Waterpipe tobacco (WPT) smoking is a public health problem with similar or even stronger effects than cigarette smoking. Although it appears to be associated with extensive oxidative stress, there is a limited number of studies on the oxidative effects of WPT smoking in stressful conditions. We, therefore, compared the responses of salivary flow rate (SFR), uric acid (UA) concentration, and peroxidase (POX) and 2,2-diphenyl-1-picryl-hydrazyl-hydrate (DPPH) activities between WPT smokers and non-smokers following a bout of exhaustive aerobic exercise (AE). Twenty-three sedentary young women (age: 22.95 ± 2.83 years) participated in this study, including 11 smokers (7.00 ± 1.41 uses/week) and 12 non-smokers. All participants were required to perform the Bruce protocol treadmill test at an initial gradient of 10% at 1.7 mph, with increases of these parameters every 3 min until exhaustion. Unstimulated saliva samples were collected before, immediately after, and 1 hour after AE. WPT smokers showed lower SFR compared with non-smokers at all time points (p < 0.05). In comparison to WPT smokers, a larger increase in POX activity (approximately 23% vs. 14%; p = 0.009) and a smaller decline in DPPH activity (approximately −8% vs. −15%; p = 0.004) were found in non-smokers compared with WPT smokers. While these changes were slowly compensated within 1 hour after exhaustion, the activity of both markers was different from the pre-exercise values (p < 0.001). There was also a trend for UA concentration in non-smokers to be higher during the recovery period, with no significant difference between the groups (p > 0.05). It seems that WPT smoking is associated with negative effects on important human antioxidants and a diminished antioxidative response following acute exercise. View Full-Text
Keywords: uric acid; peroxidase; DPPH; saliva; hookah; free radicals uric acid; peroxidase; DPPH; saliva; hookah; free radicals
Show Figures

Figure 1

MDPI and ACS Style

Arazi, H.; Taati, B.; Rafati Sajedi, F.; Suzuki, K. Salivary Antioxidants Status Following Progressive Aerobic Exercise: What Are the Differences between Waterpipe Smokers and Non-Smokers? Antioxidants 2019, 8, 418.

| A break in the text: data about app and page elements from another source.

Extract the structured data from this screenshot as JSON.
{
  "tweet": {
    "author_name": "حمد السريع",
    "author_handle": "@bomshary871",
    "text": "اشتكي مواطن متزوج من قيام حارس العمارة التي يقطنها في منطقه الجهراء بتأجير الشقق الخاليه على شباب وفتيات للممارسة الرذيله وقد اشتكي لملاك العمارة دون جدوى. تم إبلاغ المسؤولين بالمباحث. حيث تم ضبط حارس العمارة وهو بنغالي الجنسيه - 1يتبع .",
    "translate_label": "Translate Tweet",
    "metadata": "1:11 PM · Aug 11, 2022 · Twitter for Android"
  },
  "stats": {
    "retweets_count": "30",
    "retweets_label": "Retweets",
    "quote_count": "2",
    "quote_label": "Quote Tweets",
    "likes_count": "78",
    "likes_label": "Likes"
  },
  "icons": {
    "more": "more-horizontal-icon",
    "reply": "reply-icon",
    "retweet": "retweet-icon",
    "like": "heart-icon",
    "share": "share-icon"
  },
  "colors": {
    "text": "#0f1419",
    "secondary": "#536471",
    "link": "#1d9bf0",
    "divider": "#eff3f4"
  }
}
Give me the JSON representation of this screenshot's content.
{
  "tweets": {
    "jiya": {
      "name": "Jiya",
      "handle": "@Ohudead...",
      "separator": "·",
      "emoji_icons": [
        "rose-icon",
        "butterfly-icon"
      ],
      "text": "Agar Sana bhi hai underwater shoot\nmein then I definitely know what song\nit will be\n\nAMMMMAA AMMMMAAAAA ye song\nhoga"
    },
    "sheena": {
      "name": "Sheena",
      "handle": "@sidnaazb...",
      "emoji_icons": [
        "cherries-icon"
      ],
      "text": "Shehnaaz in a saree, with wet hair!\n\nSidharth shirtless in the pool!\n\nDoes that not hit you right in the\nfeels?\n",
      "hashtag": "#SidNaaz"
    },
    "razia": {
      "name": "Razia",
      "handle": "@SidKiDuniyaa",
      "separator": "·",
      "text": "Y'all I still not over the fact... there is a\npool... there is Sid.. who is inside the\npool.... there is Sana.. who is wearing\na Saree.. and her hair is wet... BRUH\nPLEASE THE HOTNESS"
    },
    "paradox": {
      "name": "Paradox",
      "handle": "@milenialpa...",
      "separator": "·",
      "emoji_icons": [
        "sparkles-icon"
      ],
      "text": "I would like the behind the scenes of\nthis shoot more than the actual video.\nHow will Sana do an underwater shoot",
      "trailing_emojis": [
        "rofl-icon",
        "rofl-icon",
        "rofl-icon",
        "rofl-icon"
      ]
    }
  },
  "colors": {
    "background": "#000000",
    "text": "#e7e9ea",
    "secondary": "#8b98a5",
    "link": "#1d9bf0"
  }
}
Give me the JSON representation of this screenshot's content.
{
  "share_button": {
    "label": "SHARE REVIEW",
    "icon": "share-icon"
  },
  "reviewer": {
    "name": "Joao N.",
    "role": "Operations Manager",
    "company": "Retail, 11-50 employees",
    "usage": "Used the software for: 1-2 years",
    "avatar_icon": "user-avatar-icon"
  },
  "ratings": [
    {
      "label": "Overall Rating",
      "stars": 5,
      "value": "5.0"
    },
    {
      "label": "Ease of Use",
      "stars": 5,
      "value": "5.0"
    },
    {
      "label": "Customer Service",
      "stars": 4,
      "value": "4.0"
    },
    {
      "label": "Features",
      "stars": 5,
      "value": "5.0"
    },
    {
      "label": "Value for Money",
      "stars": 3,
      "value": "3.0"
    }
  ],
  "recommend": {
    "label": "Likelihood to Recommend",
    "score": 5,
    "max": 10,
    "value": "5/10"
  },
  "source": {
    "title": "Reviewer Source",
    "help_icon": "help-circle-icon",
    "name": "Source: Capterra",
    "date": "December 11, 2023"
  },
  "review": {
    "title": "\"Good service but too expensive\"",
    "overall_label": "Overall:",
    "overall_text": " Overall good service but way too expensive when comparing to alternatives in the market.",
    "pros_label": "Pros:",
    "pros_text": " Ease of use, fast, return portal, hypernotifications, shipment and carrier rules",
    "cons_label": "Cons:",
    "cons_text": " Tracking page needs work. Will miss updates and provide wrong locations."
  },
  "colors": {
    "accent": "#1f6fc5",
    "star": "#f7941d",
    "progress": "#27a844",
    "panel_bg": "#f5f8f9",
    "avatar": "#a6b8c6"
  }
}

Show more citation formats Show less citations formats
Note that from the first issue of 2016, MDPI journals use article numbers instead of page numbers. See further details here.

Article Access Map by Country/Region

1
Back to TopTop